— What you will do —
Every line from the one containing "Serialize everything readable" to the end of the records below, written out word for word, is the whole answer.

— Records shown —
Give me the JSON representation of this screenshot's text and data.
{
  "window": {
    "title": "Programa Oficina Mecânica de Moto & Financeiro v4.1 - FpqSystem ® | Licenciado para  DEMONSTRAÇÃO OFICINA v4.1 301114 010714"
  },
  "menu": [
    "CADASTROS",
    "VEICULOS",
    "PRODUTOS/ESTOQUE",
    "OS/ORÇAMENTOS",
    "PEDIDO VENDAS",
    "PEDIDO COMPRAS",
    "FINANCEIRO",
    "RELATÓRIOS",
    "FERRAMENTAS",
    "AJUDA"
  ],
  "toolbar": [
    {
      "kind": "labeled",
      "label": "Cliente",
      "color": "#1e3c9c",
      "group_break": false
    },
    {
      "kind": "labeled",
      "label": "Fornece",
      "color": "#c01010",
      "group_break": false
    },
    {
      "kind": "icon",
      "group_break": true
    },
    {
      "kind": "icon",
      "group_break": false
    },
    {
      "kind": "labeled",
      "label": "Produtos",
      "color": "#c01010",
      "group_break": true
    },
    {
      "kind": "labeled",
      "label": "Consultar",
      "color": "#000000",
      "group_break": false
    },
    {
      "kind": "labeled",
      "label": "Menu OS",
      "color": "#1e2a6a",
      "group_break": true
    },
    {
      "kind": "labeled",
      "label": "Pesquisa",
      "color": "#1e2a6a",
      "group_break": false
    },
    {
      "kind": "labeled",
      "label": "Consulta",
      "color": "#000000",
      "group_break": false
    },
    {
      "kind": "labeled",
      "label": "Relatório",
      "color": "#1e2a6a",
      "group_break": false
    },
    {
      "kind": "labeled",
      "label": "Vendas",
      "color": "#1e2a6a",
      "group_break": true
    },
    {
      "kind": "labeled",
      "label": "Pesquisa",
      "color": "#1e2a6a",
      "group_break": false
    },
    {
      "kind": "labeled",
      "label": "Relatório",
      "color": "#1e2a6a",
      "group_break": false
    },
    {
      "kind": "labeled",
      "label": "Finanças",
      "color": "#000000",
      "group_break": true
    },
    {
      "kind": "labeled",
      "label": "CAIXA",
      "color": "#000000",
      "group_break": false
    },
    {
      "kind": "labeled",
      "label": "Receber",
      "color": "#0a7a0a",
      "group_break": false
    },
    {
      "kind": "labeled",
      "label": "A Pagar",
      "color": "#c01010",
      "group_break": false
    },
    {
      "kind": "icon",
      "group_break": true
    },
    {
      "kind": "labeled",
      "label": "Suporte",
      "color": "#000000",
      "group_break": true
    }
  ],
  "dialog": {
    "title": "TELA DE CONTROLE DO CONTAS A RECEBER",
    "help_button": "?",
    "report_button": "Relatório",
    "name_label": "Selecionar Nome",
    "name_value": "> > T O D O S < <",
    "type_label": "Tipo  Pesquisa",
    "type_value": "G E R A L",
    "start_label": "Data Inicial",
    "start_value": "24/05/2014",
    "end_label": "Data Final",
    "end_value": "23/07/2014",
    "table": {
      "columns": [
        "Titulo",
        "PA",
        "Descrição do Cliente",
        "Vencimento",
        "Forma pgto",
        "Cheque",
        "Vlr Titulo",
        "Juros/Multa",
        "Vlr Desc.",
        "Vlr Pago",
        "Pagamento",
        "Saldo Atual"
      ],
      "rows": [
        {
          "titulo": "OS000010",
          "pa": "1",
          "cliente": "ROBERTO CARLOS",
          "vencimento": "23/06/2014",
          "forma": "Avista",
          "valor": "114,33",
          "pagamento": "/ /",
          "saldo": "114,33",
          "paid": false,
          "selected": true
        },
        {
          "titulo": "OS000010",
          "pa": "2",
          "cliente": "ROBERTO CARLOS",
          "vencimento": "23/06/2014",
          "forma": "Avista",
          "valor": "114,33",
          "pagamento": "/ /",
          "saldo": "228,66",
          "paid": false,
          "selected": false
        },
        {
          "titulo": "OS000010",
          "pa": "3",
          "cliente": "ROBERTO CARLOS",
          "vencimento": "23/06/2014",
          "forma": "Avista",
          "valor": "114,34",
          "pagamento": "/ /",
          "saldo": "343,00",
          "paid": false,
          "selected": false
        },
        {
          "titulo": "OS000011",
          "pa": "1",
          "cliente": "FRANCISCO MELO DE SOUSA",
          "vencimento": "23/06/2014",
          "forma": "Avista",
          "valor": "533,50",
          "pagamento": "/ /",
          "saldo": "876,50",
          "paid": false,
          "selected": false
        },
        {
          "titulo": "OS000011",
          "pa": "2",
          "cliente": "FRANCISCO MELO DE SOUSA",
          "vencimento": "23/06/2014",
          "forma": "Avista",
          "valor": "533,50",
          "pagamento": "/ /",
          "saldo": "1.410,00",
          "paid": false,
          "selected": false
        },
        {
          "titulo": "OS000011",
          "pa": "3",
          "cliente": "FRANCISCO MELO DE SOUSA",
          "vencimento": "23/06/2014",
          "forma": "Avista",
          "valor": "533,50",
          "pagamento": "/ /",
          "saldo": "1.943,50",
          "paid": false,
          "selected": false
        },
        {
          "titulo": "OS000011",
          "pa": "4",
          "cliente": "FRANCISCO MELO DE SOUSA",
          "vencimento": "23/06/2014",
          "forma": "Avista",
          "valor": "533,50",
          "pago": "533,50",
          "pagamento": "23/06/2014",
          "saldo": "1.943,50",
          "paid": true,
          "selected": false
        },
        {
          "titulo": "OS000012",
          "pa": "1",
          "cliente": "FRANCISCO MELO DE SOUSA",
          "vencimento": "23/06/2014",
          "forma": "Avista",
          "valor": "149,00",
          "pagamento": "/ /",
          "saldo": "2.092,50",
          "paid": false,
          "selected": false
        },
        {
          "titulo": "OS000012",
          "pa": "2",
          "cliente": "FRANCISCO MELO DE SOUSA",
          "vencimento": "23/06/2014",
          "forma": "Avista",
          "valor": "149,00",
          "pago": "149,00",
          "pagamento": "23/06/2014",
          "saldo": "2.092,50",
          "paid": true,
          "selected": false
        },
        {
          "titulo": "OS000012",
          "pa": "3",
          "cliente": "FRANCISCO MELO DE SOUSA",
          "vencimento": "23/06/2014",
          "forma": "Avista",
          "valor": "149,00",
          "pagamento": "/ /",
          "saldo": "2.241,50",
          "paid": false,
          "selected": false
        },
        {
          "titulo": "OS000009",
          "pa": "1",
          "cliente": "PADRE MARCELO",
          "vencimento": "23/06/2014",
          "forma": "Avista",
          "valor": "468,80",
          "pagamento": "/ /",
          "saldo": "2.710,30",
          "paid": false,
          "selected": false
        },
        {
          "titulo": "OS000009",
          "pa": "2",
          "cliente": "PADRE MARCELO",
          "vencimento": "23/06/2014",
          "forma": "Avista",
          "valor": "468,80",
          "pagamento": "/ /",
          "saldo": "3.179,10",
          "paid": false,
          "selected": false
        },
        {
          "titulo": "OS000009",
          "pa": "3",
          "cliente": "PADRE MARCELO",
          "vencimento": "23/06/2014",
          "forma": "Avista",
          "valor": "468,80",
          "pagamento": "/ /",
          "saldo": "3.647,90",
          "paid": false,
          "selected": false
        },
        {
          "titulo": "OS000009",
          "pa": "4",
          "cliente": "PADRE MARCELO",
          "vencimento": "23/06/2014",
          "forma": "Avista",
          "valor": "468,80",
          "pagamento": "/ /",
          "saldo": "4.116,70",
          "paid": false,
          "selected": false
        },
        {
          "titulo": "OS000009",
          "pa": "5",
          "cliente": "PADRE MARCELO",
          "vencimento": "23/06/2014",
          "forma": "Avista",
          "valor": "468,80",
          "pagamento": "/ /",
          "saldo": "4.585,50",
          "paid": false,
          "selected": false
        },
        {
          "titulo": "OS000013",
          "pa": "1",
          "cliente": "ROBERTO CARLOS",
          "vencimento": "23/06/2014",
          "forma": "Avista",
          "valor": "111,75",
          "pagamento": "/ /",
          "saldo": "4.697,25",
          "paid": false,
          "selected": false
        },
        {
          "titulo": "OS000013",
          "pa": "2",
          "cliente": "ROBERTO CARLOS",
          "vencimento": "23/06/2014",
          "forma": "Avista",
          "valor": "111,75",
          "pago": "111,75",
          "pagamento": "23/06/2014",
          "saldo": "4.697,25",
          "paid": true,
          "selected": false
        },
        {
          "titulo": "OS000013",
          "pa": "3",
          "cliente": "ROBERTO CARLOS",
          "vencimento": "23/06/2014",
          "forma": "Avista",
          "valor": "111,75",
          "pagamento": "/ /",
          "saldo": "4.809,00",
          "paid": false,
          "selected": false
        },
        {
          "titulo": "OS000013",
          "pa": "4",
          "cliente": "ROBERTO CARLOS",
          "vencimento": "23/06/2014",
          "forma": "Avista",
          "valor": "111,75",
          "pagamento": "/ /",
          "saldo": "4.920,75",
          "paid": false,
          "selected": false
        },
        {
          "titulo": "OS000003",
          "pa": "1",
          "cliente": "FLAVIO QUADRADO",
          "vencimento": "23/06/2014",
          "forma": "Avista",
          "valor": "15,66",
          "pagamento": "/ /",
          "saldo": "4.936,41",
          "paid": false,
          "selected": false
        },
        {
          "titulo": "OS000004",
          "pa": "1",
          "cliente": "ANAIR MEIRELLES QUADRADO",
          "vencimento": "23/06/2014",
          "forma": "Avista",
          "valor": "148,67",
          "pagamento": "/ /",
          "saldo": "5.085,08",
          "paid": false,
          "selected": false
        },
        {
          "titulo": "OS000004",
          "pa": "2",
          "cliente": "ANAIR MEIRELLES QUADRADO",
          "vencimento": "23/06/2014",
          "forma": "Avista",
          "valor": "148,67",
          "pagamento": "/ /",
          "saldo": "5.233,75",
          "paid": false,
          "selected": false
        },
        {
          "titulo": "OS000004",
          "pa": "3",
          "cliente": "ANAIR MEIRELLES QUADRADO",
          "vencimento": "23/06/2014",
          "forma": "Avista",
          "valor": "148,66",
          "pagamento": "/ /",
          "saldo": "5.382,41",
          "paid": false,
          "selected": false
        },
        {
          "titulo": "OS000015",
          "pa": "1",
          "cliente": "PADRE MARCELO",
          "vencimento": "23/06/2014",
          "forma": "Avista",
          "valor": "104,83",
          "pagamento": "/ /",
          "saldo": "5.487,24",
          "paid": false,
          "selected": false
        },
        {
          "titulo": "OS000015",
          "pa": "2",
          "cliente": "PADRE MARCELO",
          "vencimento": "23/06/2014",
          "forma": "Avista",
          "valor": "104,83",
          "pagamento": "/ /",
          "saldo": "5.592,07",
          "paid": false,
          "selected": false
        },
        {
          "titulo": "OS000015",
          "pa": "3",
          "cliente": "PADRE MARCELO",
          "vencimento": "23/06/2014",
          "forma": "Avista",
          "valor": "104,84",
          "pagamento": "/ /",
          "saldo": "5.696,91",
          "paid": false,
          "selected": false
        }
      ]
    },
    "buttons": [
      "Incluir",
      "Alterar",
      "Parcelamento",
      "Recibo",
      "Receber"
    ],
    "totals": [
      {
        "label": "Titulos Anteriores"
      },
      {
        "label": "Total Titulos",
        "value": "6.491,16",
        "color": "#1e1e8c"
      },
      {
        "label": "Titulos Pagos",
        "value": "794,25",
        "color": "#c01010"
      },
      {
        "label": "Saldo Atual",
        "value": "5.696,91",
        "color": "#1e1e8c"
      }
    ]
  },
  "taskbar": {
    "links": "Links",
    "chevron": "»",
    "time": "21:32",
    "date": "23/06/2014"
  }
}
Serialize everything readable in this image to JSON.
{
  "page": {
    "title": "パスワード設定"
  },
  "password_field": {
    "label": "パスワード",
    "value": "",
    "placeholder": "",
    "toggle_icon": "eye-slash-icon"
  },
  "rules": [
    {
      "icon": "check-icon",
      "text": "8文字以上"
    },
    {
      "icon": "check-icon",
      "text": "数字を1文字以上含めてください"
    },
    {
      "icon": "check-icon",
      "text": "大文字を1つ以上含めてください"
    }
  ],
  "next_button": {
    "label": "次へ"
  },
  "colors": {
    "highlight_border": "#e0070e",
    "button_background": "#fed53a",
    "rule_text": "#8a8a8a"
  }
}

— Result of the task —
Serialize everything readable in this image to JSON.
{
  "page": {
    "title": "パスワード設定"
  },
  "password_field": {
    "label": "パスワード",
    "value": "",
    "placeholder": "",
    "toggle_icon": "eye-slash-icon"
  },
  "rules": [
    {
      "icon": "check-icon",
      "text": "8文字以上"
    },
    {
      "icon": "check-icon",
      "text": "数字を1文字以上含めてください"
    },
    {
      "icon": "check-icon",
      "text": "大文字を1つ以上含めてください"
    }
  ],
  "next_button": {
    "label": "次へ"
  },
  "colors": {
    "highlight_border": "#e0070e",
    "button_background": "#fed53a",
    "rule_text": "#8a8a8a"
  }
}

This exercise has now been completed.